(Required work)
Return the records that follow, matching each one exactly.

(Study material)
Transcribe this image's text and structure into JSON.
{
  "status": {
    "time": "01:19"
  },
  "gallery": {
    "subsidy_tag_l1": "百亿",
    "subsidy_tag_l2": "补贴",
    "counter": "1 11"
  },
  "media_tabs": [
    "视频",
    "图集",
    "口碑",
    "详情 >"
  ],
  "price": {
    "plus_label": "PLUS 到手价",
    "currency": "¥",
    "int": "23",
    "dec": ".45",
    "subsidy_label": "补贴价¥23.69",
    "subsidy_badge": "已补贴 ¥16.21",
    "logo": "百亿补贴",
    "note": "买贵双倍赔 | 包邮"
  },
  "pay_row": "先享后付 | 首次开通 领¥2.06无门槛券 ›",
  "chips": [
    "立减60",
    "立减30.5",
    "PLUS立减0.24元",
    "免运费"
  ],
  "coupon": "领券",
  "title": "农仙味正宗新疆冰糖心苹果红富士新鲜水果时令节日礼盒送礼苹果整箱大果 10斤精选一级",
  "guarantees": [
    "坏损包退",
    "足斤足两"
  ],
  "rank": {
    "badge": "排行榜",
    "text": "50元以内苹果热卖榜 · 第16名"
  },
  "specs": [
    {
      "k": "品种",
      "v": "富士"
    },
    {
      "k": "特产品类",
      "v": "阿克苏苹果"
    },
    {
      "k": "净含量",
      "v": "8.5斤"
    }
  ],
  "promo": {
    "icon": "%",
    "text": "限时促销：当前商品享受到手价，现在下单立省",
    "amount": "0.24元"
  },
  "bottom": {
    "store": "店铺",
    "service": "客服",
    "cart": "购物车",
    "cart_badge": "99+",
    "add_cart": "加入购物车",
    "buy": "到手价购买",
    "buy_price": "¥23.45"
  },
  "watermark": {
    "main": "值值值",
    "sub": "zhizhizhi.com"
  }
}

(Exercise result)
Transcribe this image's text and structure into JSON.
{
  "status": {
    "time": "01:19"
  },
  "gallery": {
    "subsidy_tag_l1": "百亿",
    "subsidy_tag_l2": "补贴",
    "counter": "1 11"
  },
  "media_tabs": [
    "视频",
    "图集",
    "口碑",
    "详情 >"
  ],
  "price": {
    "plus_label": "PLUS 到手价",
    "currency": "¥",
    "int": "23",
    "dec": ".45",
    "subsidy_label": "补贴价¥23.69",
    "subsidy_badge": "已补贴 ¥16.21",
    "logo": "百亿补贴",
    "note": "买贵双倍赔 | 包邮"
  },
  "pay_row": "先享后付 | 首次开通 领¥2.06无门槛券 ›",
  "chips": [
    "立减60",
    "立减30.5",
    "PLUS立减0.24元",
    "免运费"
  ],
  "coupon": "领券",
  "title": "农仙味正宗新疆冰糖心苹果红富士新鲜水果时令节日礼盒送礼苹果整箱大果 10斤精选一级",
  "guarantees": [
    "坏损包退",
    "足斤足两"
  ],
  "rank": {
    "badge": "排行榜",
    "text": "50元以内苹果热卖榜 · 第16名"
  },
  "specs": [
    {
      "k": "品种",
      "v": "富士"
    },
    {
      "k": "特产品类",
      "v": "阿克苏苹果"
    },
    {
      "k": "净含量",
      "v": "8.5斤"
    }
  ],
  "promo": {
    "icon": "%",
    "text": "限时促销：当前商品享受到手价，现在下单立省",
    "amount": "0.24元"
  },
  "bottom": {
    "store": "店铺",
    "service": "客服",
    "cart": "购物车",
    "cart_badge": "99+",
    "add_cart": "加入购物车",
    "buy": "到手价购买",
    "buy_price": "¥23.45"
  },
  "watermark": {
    "main": "值值值",
    "sub": "zhizhizhi.com"
  }
}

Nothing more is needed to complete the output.